find all the zeros of this function: f(x)=6x^4-27x^3-54x^2+213x-90.

By synthetic substitution, show work.

im in desperate help for this one.(Doh) - November 13th 2009, 05:08 PMapcalculus

Try plugging small numbers like -3, -2, -1, 1, 2, 3. If any of them is a zero, then one of the factors is known.

For your examples, check to see that x=-3 and x=2 are zeros, which means (x-2) and (x+3) are factors.

You can either do synthetic division of 6x^4-27x^3-54x^2+213x-90 by (x-2).

Then take the quotient and divide it synthetically by x+3.

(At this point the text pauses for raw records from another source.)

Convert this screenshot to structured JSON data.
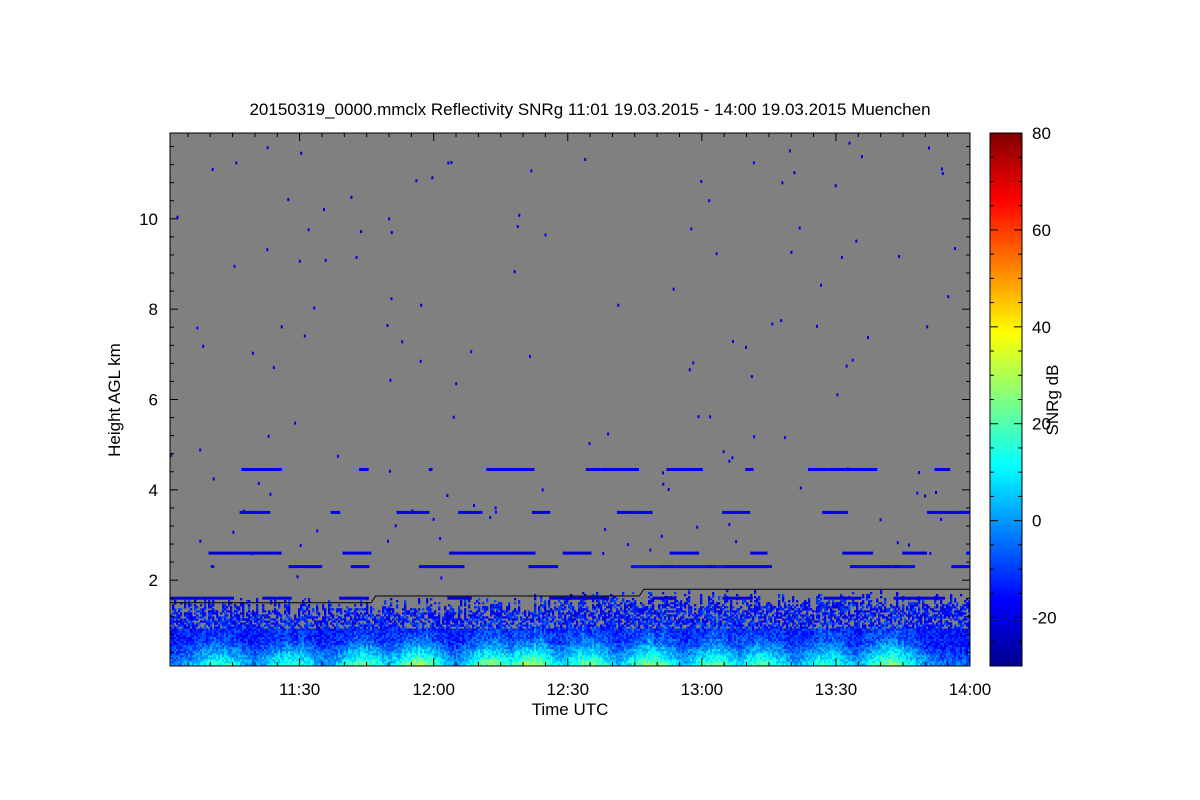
{
  "chart_data": {
    "type": "heatmap",
    "title": "20150319_0000.mmclx Reflectivity SNRg   11:01 19.03.2015 - 14:00 19.03.2015 Muenchen",
    "xlabel": "Time UTC",
    "ylabel": "Height AGL km",
    "x_range": [
      "11:01",
      "14:00"
    ],
    "x_ticks": [
      "11:30",
      "12:00",
      "12:30",
      "13:00",
      "13:30",
      "14:00"
    ],
    "ylim": [
      0.1,
      11.9
    ],
    "y_ticks": [
      "2",
      "4",
      "6",
      "8",
      "10"
    ],
    "colorbar": {
      "label": "SNRg dB",
      "range": [
        -30,
        80
      ],
      "ticks": [
        "-20",
        "0",
        "20",
        "40",
        "60",
        "80"
      ],
      "colormap": [
        "#00008f",
        "#0000ff",
        "#0080ff",
        "#00ffff",
        "#80ff80",
        "#ffff00",
        "#ff8000",
        "#ff0000",
        "#800000"
      ]
    },
    "background_color": "#808080",
    "echo_layers": [
      {
        "height_km": 4.45,
        "snr_db": -20
      },
      {
        "height_km": 3.5,
        "snr_db": -20
      },
      {
        "height_km": 2.3,
        "snr_db": -18
      },
      {
        "height_km": 2.6,
        "snr_db": -22
      },
      {
        "height_km": 1.6,
        "snr_db": -22
      }
    ],
    "boundary_layer_top_km": [
      {
        "time": "11:01",
        "height": 1.5
      },
      {
        "time": "11:46",
        "height": 1.5
      },
      {
        "time": "11:47",
        "height": 1.65
      },
      {
        "time": "12:46",
        "height": 1.65
      },
      {
        "time": "12:47",
        "height": 1.8
      },
      {
        "time": "14:00",
        "height": 1.8
      }
    ]
  }
}
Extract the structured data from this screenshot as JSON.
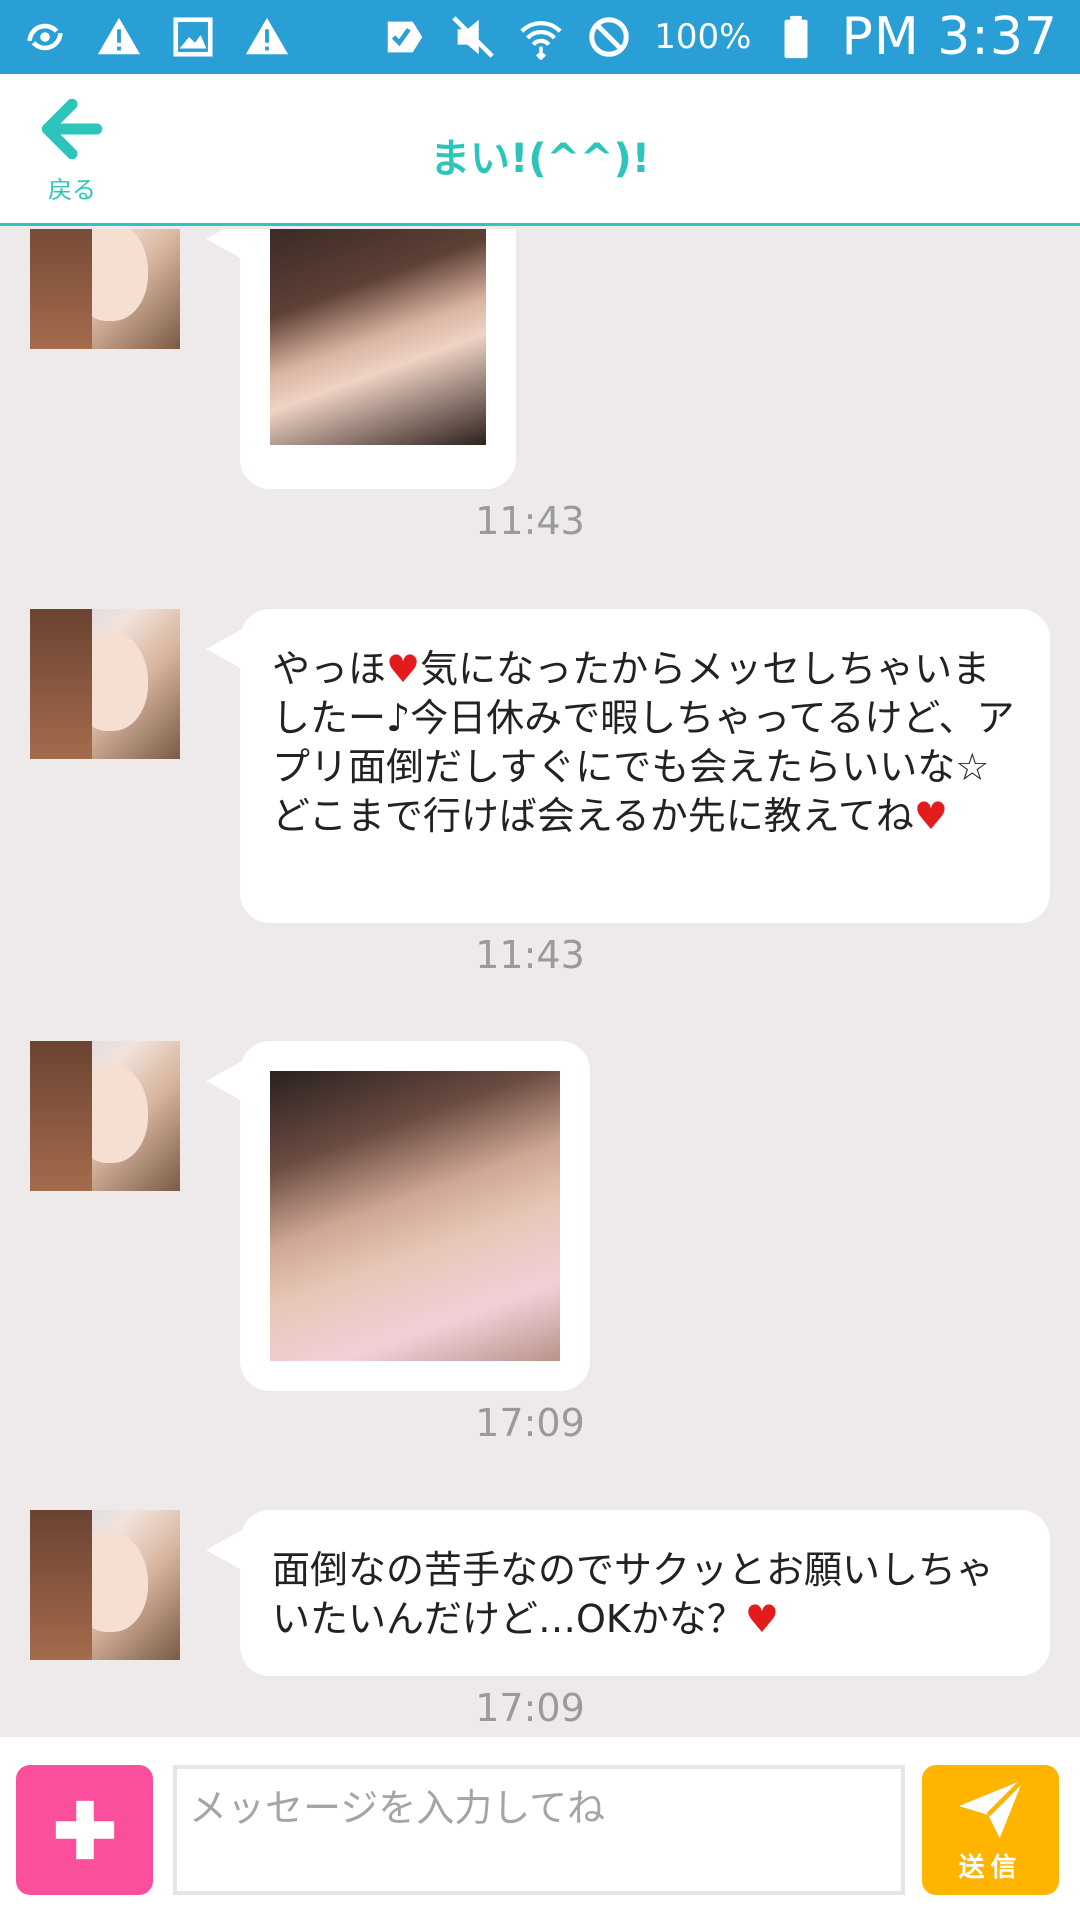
{
  "status_bar": {
    "battery_percent": "100%",
    "time": "PM 3:37",
    "left_icons": [
      "sync-icon",
      "warning-icon",
      "image-icon",
      "warning-icon"
    ],
    "right_icons": [
      "checkbox-icon",
      "mute-icon",
      "wifi-icon",
      "do-not-disturb-icon",
      "battery-icon"
    ]
  },
  "header": {
    "back_label": "戻る",
    "title": "まい!(^^)!"
  },
  "messages": [
    {
      "type": "image",
      "time": "11:43"
    },
    {
      "type": "text",
      "text": "やっほ♥気になったからメッセしちゃいましたー♪今日休みで暇しちゃってるけど、アプリ面倒だしすぐにでも会えたらいいな☆どこまで行けば会えるか先に教えてね♥",
      "time": "11:43"
    },
    {
      "type": "image",
      "time": "17:09"
    },
    {
      "type": "text",
      "text": "面倒なの苦手なのでサクッとお願いしちゃいたいんだけど…OKかな？♥",
      "time": "17:09"
    }
  ],
  "input_bar": {
    "placeholder": "メッセージを入力してね",
    "send_label": "送信"
  },
  "colors": {
    "status_bar": "#2a9fd6",
    "accent": "#2cc4bb",
    "plus_button": "#fa4f9a",
    "send_button": "#ffb400",
    "heart": "#e41b1b"
  }
}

The quotient at this stage will be a quadratic function, which should be easy to factor.

OR

...perform long division by (x-2)(x+3).

I hope this helps. Good luck!!

Spoiler: http://www.wolframalpha.com/input/?i=6x^4-27x^3-54x^2%2B213x-90%3D0+solve - November 14th 2009, 08:53 AMVNVeteran
i did the rational zero test got over 20 possible roots for the function. i plug them back in to test and did not get a value of zero so does this mean there is no solution??? can someone verify please.

- November 14th 2009, 09:49 AMearboth
- November 14th 2009, 09:56 AMVNVeteran
- November 14th 2009, 11:01 AM11rdc11
You could try finding what your lower and upper bounds are so you don't have to try so many solutions.

- November 14th 2009, 11:26 AMSoroban
Hello, VNVeteran!

Quote:

Find all the zeros of this function: .

. . by synthetic substitution, show work.

Do you mean "synthetic division"?

. .

We have: .

. .

We have: .

. . Hence: .

Therefore, the zeros are: .

- November 14th 2009, 01:25 PMVNVeteran
- November 14th 2009, 02:23 PMtopsquark
The rational roots theorem only gives the possible rational zeros. In order to find out which are good you can only guess. (However there are a few theorems that can help you cut down on the possible answers. I can't find my text right now, but there is a theorem that will give you the largest possible and smallest possible zero. But as I said the process is really guess-work.)

-Dan - November 14th 2009, 04:45 PM11rdc11

Yep your talking about the same thing I am, the lower and upper bound theorem.

Upper bound

You divide f(x) by x-b (where b > 0) using synthetic division. If the last row containing the quotient and remainder has no negative numbers, then b is an upper bound for the real roots of f(x) = 0

Lower bound

Divide f(x) by x-a (where a <0) using synthetic division. If the last row containing the quotient and remainder has numbers that alternate in sign (zero entries count as positive or negative), then a is a lower bound for the real roots of f(x) = 0